§ Given entries:
__________________________________________________

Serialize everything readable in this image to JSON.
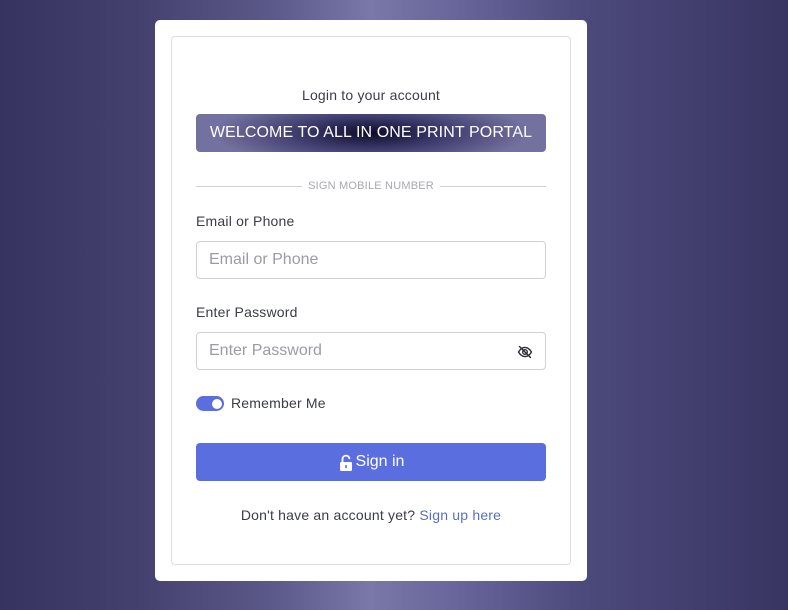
{
  "login": {
    "heading": "Login to your account",
    "banner": "WELCOME TO ALL IN ONE PRINT PORTAL",
    "divider_text": "SIGN MOBILE NUMBER",
    "email_label": "Email or Phone",
    "email_placeholder": "Email or Phone",
    "email_value": "",
    "password_label": "Enter Password",
    "password_placeholder": "Enter Password",
    "password_value": "",
    "remember_label": "Remember Me",
    "remember_on": true,
    "signin_label": "Sign in",
    "footer_text": "Don't have an account yet?",
    "signup_link": "Sign up here"
  },
  "colors": {
    "accent": "#5b6ee0",
    "link": "#5b6ec6",
    "background_dark": "#363361",
    "background_light": "#7a78a8"
  },
  "icons": {
    "password_toggle": "eye-slash-icon",
    "signin": "unlock-icon"
  }
}
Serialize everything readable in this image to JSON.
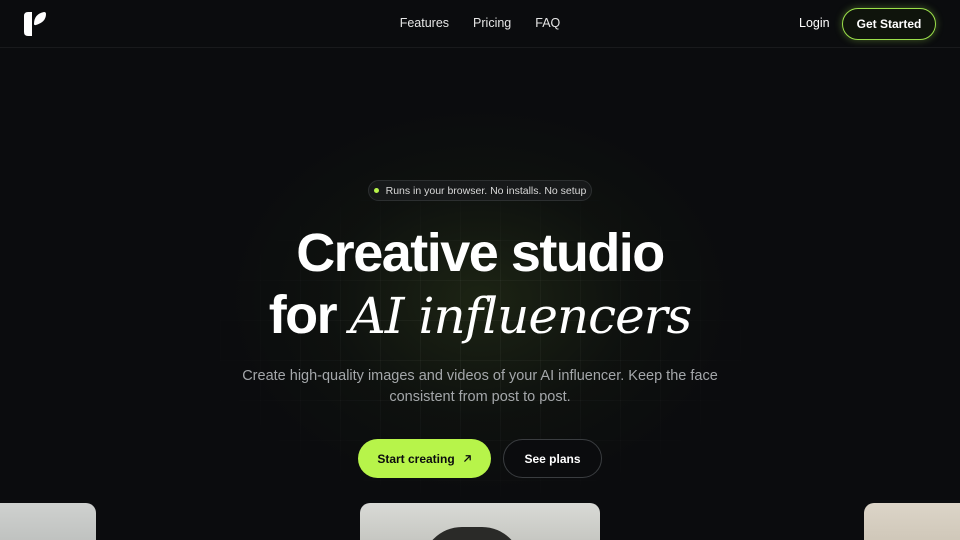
{
  "nav": {
    "links": [
      "Features",
      "Pricing",
      "FAQ"
    ],
    "login_label": "Login",
    "cta_label": "Get Started"
  },
  "hero": {
    "badge": "Runs in your browser. No installs. No setup",
    "title_line1": "Creative studio",
    "title_line2_plain": "for",
    "title_line2_italic": "AI influencers",
    "subtitle": "Create high-quality images and videos of your AI influencer. Keep the face consistent from post to post.",
    "primary_button": "Start creating",
    "primary_icon": "arrow-up-right-icon",
    "secondary_button": "See plans"
  },
  "colors": {
    "background": "#0b0c0e",
    "accent": "#b7f44a",
    "muted_text": "#a4a7aa"
  }
}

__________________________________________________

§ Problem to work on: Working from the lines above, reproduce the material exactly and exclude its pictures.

§ Task output:
Serialize everything readable in this image to JSON.
{
  "login": {
    "heading": "Login to your account",
    "banner": "WELCOME TO ALL IN ONE PRINT PORTAL",
    "divider_text": "SIGN MOBILE NUMBER",
    "email_label": "Email or Phone",
    "email_placeholder": "Email or Phone",
    "email_value": "",
    "password_label": "Enter Password",
    "password_placeholder": "Enter Password",
    "password_value": "",
    "remember_label": "Remember Me",
    "remember_on": true,
    "signin_label": "Sign in",
    "footer_text": "Don't have an account yet?",
    "signup_link": "Sign up here"
  },
  "colors": {
    "accent": "#5b6ee0",
    "link": "#5b6ec6",
    "background_dark": "#363361",
    "background_light": "#7a78a8"
  },
  "icons": {
    "password_toggle": "eye-slash-icon",
    "signin": "unlock-icon"
  }
}
Serialize everything readable in this image to JSON.
{
  "nav": {
    "links": [
      "Features",
      "Pricing",
      "FAQ"
    ],
    "login_label": "Login",
    "cta_label": "Get Started"
  },
  "hero": {
    "badge": "Runs in your browser. No installs. No setup",
    "title_line1": "Creative studio",
    "title_line2_plain": "for",
    "title_line2_italic": "AI influencers",
    "subtitle": "Create high-quality images and videos of your AI influencer. Keep the face consistent from post to post.",
    "primary_button": "Start creating",
    "primary_icon": "arrow-up-right-icon",
    "secondary_button": "See plans"
  },
  "colors": {
    "background": "#0b0c0e",
    "accent": "#b7f44a",
    "muted_text": "#a4a7aa"
  }
}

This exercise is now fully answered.